Deloitte partners set for bumper payout as profits rise despite slowdown
Deloitte’s 702 equity partners are set to receive £832,000 each, on average.
Partners at Deloitte are set for a bumper payout this year after the accounting giant logged higher profits despite an economic slowdown and “continued uncertainty”.
Distributable profit for the year to May 31 came in at £584 million after corporation tax was deducted, which Deloitte said marked a 0.5% rise compared to a year earlier.
This means Deloitte’s 702 equity partners are set to receive £832,000 each, on average.
While the figure is lower than the £865,000 logged last year, Deloitte’s switch to reporting average profit on a post-tax rather than pre-tax basis means partners are set for their biggest payout in nine years.
It came as the company logged a 5.9% rise in revenue from £3.38 billion to £3.58 billion for the year.
The UK business alone drew £3 billion in revenue, up 5.1% from a year earlier.
The earnings results account for the company’s UK and Swiss operations, which run as one entity.
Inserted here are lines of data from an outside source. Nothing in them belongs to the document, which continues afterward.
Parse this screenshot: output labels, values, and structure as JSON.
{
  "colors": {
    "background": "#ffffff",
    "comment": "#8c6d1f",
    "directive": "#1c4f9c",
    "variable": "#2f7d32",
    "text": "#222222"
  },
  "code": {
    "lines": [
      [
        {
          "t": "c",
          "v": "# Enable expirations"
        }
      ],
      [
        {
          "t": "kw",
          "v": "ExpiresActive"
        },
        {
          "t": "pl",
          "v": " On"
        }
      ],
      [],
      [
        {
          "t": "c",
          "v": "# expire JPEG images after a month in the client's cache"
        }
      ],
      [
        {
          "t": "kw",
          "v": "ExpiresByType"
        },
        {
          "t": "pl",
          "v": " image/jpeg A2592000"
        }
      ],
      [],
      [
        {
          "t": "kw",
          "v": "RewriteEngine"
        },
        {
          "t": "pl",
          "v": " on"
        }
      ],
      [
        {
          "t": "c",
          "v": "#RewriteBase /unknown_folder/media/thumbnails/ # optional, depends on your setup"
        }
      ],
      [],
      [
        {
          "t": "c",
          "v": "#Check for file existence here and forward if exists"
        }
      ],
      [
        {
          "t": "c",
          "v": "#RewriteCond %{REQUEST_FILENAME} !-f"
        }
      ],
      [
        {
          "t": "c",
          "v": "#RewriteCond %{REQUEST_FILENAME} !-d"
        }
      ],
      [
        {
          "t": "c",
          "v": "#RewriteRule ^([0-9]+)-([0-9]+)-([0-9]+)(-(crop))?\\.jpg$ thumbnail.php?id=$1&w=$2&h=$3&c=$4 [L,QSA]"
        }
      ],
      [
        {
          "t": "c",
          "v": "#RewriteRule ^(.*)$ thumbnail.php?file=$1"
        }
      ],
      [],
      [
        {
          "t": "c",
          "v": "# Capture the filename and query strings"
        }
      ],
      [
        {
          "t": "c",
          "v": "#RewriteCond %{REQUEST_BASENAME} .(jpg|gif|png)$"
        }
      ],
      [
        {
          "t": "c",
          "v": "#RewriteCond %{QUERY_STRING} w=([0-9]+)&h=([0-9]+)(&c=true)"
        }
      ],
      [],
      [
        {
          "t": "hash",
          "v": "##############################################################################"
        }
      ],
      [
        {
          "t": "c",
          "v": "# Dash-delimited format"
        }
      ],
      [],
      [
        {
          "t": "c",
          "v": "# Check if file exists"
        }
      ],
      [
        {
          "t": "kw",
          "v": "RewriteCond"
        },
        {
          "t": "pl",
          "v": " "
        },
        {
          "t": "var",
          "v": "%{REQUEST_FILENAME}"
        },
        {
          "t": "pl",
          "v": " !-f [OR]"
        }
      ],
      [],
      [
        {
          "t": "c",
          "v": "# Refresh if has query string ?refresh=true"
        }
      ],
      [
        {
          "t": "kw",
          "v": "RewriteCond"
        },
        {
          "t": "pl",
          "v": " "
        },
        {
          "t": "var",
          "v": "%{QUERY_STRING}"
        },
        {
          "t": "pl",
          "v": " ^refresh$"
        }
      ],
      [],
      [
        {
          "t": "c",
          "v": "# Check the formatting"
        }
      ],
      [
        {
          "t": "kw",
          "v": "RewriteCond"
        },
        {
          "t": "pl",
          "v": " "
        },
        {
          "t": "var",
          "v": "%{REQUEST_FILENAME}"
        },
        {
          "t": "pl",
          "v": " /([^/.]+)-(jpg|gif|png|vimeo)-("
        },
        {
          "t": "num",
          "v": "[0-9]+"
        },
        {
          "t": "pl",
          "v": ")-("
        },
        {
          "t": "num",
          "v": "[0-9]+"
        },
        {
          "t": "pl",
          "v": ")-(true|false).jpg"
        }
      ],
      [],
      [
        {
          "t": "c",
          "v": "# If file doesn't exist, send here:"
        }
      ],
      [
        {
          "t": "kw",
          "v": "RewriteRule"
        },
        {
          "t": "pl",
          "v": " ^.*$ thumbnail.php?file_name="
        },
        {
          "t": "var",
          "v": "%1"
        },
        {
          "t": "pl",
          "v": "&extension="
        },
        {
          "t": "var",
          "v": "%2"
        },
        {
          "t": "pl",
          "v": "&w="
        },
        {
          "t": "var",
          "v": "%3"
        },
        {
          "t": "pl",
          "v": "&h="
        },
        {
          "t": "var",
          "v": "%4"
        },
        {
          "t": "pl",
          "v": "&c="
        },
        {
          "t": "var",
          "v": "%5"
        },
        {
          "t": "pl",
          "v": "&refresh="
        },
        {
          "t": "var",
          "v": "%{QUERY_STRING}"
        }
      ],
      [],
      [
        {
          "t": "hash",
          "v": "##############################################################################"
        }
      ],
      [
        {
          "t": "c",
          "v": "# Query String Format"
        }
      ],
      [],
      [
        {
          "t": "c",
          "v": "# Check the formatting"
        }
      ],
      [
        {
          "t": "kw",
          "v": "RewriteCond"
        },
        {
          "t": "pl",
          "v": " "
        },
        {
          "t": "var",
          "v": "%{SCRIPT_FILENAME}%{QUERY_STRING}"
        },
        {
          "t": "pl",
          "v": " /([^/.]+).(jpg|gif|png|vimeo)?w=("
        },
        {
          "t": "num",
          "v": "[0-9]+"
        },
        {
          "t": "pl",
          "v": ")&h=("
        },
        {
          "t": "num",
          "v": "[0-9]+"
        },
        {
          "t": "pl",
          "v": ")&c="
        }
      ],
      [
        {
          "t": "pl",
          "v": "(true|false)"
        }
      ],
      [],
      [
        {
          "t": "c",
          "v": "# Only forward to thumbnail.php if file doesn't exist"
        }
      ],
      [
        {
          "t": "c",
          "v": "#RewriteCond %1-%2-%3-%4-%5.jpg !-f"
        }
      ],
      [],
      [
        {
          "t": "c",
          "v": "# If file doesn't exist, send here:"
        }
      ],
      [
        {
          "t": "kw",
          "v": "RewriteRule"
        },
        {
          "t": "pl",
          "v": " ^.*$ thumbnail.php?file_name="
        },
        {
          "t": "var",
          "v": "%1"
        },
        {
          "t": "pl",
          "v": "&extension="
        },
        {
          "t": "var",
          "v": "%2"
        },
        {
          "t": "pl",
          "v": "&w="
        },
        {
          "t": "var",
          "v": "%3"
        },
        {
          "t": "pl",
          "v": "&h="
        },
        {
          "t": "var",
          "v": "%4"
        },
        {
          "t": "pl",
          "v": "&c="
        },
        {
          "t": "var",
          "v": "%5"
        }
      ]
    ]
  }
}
The professional services firm’s audit and risk advisory revenues grew at the fastest rate, up 10.2% to £1 billion, while its tax services revenue grew 5.8% to £732 million.
Consulting meanwhile grew only 1.7% to £873 million, while financial advisory services were flat at £459 million.
David Sproul, senior partner and chief executive of Deloitte North West Europe, said the results come despite difficulties across the region.
He said: “This is a good result in a market facing slower economic growth and continued uncertainty.
“Tax revenues have been boosted by demand for M&A, private client and employment-related services work, as well as demand for digital solutions to global compliance obligations, where we are continuing to invest.
“Following the launch of our UK legal services, we are also growing our offering in immigration, employment services, corporate dispute and resolutions, alongside a focus on ‘new law’ services.”
But Deloitte is still facing the threat of an industry wide break-up, alongside its Big Four peers including KPMG, PwC and EY.
The audit profession has faced significant scrutiny in the past year, with concerns raised over quality, conflicts of interest and a lack of choice. David Sproul
The companies have been criticised by the industry regulator for an overall decline in audit inspection results.
They were also savaged by MPs earlier this year for “feasting on the carcass” of Carillion after collecting more than £70 million before its demise.
In the firm’s latest set of results, Mr Sproul said: “The audit profession has faced significant scrutiny in the past year, with concerns raised over quality, conflicts of interest and a lack of choice.
“These are serious concerns and we recognise the need for change.
“We must look at how the audits of the future match the evolving needs of stakeholders and society and address increasing business complexity.”